    I've been to Morimoto's a number of times, and it's always been great. In fact, we're going back again on Valentine's. I also know a good number of folks that have been there as well and the only negative thing I've ever heard referred to the price... certainly not the food.

    To be honest, it's hard to properly judge this place if you only do a sampling of sushi. There's really only so much you can do with sushi - by it's nature, it's pretty simple... as long as your ingredients are good, and the sushi chef knows what he's doing, it's hard to screw up. It's also hard to knock someones socks off with it. Morimoto's sushi is some of the best I've had, but it's certainly not my favoirite thing there.

    It's the other menu items that knock it up a few levels. For folks that are going for the first time, I always suggest they start off with the omakase tasting menu... this really gives you a good feel of what they really have to offer. But, as mentioned... it comes at a price. The menu lists them at $80, $100, and $120 per, but you can pay much more than that. The best meal I had there was a $150 omakase (not on my dime, fortunately!) that was outstanding. The barbecue toro was in fact, one of those "knock your socks off" type dishes... so much so, that a second round of it was ordered for the table! The bill for 5 people was probably about the same as the price of a used Honda, but I think it was the best meal of my life.

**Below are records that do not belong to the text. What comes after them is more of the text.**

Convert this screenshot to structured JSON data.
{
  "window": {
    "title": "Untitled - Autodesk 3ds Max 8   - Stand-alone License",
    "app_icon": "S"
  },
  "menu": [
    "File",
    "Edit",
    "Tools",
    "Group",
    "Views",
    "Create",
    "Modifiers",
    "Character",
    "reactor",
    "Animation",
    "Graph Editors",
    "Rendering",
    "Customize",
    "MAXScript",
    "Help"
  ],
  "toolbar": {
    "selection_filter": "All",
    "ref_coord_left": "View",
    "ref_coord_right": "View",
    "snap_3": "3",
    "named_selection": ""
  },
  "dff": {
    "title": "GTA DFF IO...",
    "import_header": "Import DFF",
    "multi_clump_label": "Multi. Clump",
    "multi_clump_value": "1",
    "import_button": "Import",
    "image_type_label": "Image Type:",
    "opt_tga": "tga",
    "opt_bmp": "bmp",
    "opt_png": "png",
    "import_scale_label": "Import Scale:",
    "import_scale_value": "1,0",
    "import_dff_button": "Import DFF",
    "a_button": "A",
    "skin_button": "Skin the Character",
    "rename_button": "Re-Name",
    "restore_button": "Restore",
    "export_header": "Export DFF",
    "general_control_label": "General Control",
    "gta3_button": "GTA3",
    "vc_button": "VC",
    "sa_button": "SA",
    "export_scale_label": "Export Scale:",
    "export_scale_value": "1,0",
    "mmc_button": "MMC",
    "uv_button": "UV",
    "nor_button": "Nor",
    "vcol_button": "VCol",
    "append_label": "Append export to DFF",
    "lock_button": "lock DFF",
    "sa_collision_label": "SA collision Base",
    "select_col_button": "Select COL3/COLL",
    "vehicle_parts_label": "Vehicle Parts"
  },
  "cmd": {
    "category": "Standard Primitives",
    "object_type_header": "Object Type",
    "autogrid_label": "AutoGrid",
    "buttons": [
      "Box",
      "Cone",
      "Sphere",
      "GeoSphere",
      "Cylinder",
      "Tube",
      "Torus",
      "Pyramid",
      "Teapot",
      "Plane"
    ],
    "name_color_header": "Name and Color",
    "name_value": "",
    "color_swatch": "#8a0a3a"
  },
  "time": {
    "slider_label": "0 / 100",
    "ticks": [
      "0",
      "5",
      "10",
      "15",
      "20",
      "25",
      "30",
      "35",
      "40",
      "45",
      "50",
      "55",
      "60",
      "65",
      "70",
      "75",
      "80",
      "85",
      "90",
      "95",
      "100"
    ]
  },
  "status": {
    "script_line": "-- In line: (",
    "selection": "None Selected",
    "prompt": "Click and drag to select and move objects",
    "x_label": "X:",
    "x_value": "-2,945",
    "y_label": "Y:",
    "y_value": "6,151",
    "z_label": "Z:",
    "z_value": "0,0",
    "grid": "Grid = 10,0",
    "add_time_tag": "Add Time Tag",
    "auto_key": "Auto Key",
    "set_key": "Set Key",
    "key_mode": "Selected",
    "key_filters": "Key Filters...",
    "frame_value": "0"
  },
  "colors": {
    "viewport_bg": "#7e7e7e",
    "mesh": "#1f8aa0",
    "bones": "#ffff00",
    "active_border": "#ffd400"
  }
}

And the folks we were with (who have a long history of spare-no-expense business dinners at top-tier restaurants all over the country), still say this was their favorite as well.

    Just my $0.02. ;-)


  6. Hi folks,

    New gullet member here. I was browsing through the topics and this one caught my eye. I've always considered using pepper in food sort of like using salt in chocolate chip cookies - you may not think you need it, and if you use the right amount, you may not really *notice* it in the final result, but if you omit it entirely, you probably won't like it.

    The dish that really opened my eyes to what pepper can do was probably Marco Carrozza's deviled strawberries here in philly a while back. If memory serves, on the bottom of the plate was a basalmic reduction. On top of that were a couple small scoops of blood orange sorbetto, and some fresh sliced strawberries. Then it was finished with chocolate shavings and cracked black pepper. I had no idea what to expect, but it blew me away. In this context, the black pepper gave the dessert a sort of spicy quality - similar to using cinnamon, or something of that nature.

    Gave me a whole new respect for pepper! :biggrin:


  7. Hi Alton, thanks for redefining "must see TV" for me!

    Well, I love duck, and I love charcoal. Any suggestions on a good way to introduce the two and get them to play nice?

    Note that in addition to "normal" direct heat grilling, my grill has a rotisserie, and also an offset firebox for slow and low smoking, so I can use any of these methods.

    Oh, BTW, your tip on cooking tuna directly over a charcoal chimney was brilliant! It turns out so perfect that I'm finding it increasingly difficult to order tuna at restaurants, because it usually pales in comparison to what I make at home! (umm... except Morimoto's tuna, of course!)

    Jason in Philly

  • Create New...